### What is needed
Every entry below, from first to last, should be copied exactly.

### Excerpted data
★ ★ ★ ★ ★ ★ ★
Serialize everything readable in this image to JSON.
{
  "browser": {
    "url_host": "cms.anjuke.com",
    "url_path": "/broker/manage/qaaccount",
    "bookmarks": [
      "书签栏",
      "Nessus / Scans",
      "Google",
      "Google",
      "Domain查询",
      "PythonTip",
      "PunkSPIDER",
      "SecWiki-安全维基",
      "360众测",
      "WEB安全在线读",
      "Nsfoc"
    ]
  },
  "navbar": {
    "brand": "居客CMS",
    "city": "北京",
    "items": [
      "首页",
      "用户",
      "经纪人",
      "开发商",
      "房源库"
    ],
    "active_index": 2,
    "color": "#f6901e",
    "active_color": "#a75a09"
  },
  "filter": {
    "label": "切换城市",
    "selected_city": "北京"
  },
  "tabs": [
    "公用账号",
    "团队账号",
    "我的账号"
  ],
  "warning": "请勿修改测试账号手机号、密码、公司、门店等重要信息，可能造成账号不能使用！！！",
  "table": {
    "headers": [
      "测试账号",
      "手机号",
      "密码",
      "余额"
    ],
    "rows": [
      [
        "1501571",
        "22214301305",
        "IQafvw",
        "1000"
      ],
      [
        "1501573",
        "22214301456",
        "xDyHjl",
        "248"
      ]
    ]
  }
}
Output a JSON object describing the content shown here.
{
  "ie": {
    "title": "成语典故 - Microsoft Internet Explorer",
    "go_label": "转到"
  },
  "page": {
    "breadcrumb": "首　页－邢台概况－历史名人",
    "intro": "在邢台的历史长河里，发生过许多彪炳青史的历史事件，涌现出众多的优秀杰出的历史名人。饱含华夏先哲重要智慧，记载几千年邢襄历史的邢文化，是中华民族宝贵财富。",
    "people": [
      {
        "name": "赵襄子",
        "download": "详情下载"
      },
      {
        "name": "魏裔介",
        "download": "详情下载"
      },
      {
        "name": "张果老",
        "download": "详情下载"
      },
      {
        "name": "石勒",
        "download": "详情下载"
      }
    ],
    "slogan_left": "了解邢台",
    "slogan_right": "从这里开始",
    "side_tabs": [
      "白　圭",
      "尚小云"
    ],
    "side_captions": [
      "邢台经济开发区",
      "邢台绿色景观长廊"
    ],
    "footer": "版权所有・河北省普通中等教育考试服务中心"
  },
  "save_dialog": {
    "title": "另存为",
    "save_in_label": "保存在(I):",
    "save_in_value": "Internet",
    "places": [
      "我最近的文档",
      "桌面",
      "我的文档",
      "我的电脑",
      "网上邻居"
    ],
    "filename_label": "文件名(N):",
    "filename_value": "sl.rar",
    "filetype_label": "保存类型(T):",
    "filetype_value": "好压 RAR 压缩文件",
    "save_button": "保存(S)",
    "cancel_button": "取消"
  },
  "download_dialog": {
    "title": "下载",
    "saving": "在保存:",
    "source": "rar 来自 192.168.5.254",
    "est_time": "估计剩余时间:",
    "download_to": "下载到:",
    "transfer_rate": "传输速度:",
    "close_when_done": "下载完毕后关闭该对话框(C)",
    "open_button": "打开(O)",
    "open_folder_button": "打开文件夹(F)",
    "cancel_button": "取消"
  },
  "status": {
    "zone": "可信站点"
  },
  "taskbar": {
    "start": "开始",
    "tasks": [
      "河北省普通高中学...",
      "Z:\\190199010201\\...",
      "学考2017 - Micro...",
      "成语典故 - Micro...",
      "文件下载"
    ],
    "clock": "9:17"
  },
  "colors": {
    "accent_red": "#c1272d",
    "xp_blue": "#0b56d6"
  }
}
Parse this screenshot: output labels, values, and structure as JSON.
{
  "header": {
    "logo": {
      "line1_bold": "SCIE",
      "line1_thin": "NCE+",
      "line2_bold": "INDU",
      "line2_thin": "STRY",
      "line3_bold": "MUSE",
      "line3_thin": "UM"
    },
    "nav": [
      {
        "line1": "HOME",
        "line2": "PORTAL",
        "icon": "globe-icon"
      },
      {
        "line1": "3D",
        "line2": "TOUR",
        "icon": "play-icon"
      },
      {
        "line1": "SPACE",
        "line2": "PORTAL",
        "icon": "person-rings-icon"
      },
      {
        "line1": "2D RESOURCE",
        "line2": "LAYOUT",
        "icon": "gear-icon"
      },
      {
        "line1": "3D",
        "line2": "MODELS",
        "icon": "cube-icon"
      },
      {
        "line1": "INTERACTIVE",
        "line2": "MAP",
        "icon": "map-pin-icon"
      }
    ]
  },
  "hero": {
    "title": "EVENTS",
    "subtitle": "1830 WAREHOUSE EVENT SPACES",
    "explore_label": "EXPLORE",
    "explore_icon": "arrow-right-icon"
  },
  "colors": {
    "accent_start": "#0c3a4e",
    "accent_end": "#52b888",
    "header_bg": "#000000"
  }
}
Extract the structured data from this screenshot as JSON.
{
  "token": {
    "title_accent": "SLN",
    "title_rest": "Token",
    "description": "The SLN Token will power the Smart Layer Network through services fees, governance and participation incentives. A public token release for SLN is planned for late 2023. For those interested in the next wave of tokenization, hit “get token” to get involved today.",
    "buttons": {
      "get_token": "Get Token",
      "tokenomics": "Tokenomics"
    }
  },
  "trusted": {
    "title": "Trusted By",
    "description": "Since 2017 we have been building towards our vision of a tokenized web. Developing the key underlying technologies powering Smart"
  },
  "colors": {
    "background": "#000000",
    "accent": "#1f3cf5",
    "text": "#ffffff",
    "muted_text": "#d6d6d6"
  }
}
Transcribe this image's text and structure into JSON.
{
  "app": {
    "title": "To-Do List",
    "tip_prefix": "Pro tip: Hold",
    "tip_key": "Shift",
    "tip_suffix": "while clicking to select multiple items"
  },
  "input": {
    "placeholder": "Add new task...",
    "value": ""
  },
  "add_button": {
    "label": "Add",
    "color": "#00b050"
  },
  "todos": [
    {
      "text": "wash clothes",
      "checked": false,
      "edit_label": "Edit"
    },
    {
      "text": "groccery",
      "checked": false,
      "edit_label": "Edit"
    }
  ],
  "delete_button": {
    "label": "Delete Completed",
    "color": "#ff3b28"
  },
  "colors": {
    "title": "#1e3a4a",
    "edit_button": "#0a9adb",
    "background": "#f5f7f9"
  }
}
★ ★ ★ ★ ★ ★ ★
### Exercise answer
Serialize everything readable in this image to JSON.
{
  "browser": {
    "url_host": "cms.anjuke.com",
    "url_path": "/broker/manage/qaaccount",
    "bookmarks": [
      "书签栏",
      "Nessus / Scans",
      "Google",
      "Google",
      "Domain查询",
      "PythonTip",
      "PunkSPIDER",
      "SecWiki-安全维基",
      "360众测",
      "WEB安全在线读",
      "Nsfoc"
    ]
  },
  "navbar": {
    "brand": "居客CMS",
    "city": "北京",
    "items": [
      "首页",
      "用户",
      "经纪人",
      "开发商",
      "房源库"
    ],
    "active_index": 2,
    "color": "#f6901e",
    "active_color": "#a75a09"
  },
  "filter": {
    "label": "切换城市",
    "selected_city": "北京"
  },
  "tabs": [
    "公用账号",
    "团队账号",
    "我的账号"
  ],
  "warning": "请勿修改测试账号手机号、密码、公司、门店等重要信息，可能造成账号不能使用！！！",
  "table": {
    "headers": [
      "测试账号",
      "手机号",
      "密码",
      "余额"
    ],
    "rows": [
      [
        "1501571",
        "22214301305",
        "IQafvw",
        "1000"
      ],
      [
        "1501573",
        "22214301456",
        "xDyHjl",
        "248"
      ]
    ]
  }
}
Output a JSON object describing the content shown here.
{
  "ie": {
    "title": "成语典故 - Microsoft Internet Explorer",
    "go_label": "转到"
  },
  "page": {
    "breadcrumb": "首　页－邢台概况－历史名人",
    "intro": "在邢台的历史长河里，发生过许多彪炳青史的历史事件，涌现出众多的优秀杰出的历史名人。饱含华夏先哲重要智慧，记载几千年邢襄历史的邢文化，是中华民族宝贵财富。",
    "people": [
      {
        "name": "赵襄子",
        "download": "详情下载"
      },
      {
        "name": "魏裔介",
        "download": "详情下载"
      },
      {
        "name": "张果老",
        "download": "详情下载"
      },
      {
        "name": "石勒",
        "download": "详情下载"
      }
    ],
    "slogan_left": "了解邢台",
    "slogan_right": "从这里开始",
    "side_tabs": [
      "白　圭",
      "尚小云"
    ],
    "side_captions": [
      "邢台经济开发区",
      "邢台绿色景观长廊"
    ],
    "footer": "版权所有・河北省普通中等教育考试服务中心"
  },
  "save_dialog": {
    "title": "另存为",
    "save_in_label": "保存在(I):",
    "save_in_value": "Internet",
    "places": [
      "我最近的文档",
      "桌面",
      "我的文档",
      "我的电脑",
      "网上邻居"
    ],
    "filename_label": "文件名(N):",
    "filename_value": "sl.rar",
    "filetype_label": "保存类型(T):",
    "filetype_value": "好压 RAR 压缩文件",
    "save_button": "保存(S)",
    "cancel_button": "取消"
  },
  "download_dialog": {
    "title": "下载",
    "saving": "在保存:",
    "source": "rar 来自 192.168.5.254",
    "est_time": "估计剩余时间:",
    "download_to": "下载到:",
    "transfer_rate": "传输速度:",
    "close_when_done": "下载完毕后关闭该对话框(C)",
    "open_button": "打开(O)",
    "open_folder_button": "打开文件夹(F)",
    "cancel_button": "取消"
  },
  "status": {
    "zone": "可信站点"
  },
  "taskbar": {
    "start": "开始",
    "tasks": [
      "河北省普通高中学...",
      "Z:\\190199010201\\...",
      "学考2017 - Micro...",
      "成语典故 - Micro...",
      "文件下载"
    ],
    "clock": "9:17"
  },
  "colors": {
    "accent_red": "#c1272d",
    "xp_blue": "#0b56d6"
  }
}
Parse this screenshot: output labels, values, and structure as JSON.
{
  "header": {
    "logo": {
      "line1_bold": "SCIE",
      "line1_thin": "NCE+",
      "line2_bold": "INDU",
      "line2_thin": "STRY",
      "line3_bold": "MUSE",
      "line3_thin": "UM"
    },
    "nav": [
      {
        "line1": "HOME",
        "line2": "PORTAL",
        "icon": "globe-icon"
      },
      {
        "line1": "3D",
        "line2": "TOUR",
        "icon": "play-icon"
      },
      {
        "line1": "SPACE",
        "line2": "PORTAL",
        "icon": "person-rings-icon"
      },
      {
        "line1": "2D RESOURCE",
        "line2": "LAYOUT",
        "icon": "gear-icon"
      },
      {
        "line1": "3D",
        "line2": "MODELS",
        "icon": "cube-icon"
      },
      {
        "line1": "INTERACTIVE",
        "line2": "MAP",
        "icon": "map-pin-icon"
      }
    ]
  },
  "hero": {
    "title": "EVENTS",
    "subtitle": "1830 WAREHOUSE EVENT SPACES",
    "explore_label": "EXPLORE",
    "explore_icon": "arrow-right-icon"
  },
  "colors": {
    "accent_start": "#0c3a4e",
    "accent_end": "#52b888",
    "header_bg": "#000000"
  }
}
Extract the structured data from this screenshot as JSON.
{
  "token": {
    "title_accent": "SLN",
    "title_rest": "Token",
    "description": "The SLN Token will power the Smart Layer Network through services fees, governance and participation incentives. A public token release for SLN is planned for late 2023. For those interested in the next wave of tokenization, hit “get token” to get involved today.",
    "buttons": {
      "get_token": "Get Token",
      "tokenomics": "Tokenomics"
    }
  },
  "trusted": {
    "title": "Trusted By",
    "description": "Since 2017 we have been building towards our vision of a tokenized web. Developing the key underlying technologies powering Smart"
  },
  "colors": {
    "background": "#000000",
    "accent": "#1f3cf5",
    "text": "#ffffff",
    "muted_text": "#d6d6d6"
  }
}
Transcribe this image's text and structure into JSON.
{
  "app": {
    "title": "To-Do List",
    "tip_prefix": "Pro tip: Hold",
    "tip_key": "Shift",
    "tip_suffix": "while clicking to select multiple items"
  },
  "input": {
    "placeholder": "Add new task...",
    "value": ""
  },
  "add_button": {
    "label": "Add",
    "color": "#00b050"
  },
  "todos": [
    {
      "text": "wash clothes",
      "checked": false,
      "edit_label": "Edit"
    },
    {
      "text": "groccery",
      "checked": false,
      "edit_label": "Edit"
    }
  ],
  "delete_button": {
    "label": "Delete Completed",
    "color": "#ff3b28"
  },
  "colors": {
    "title": "#1e3a4a",
    "edit_button": "#0a9adb",
    "background": "#f5f7f9"
  }
}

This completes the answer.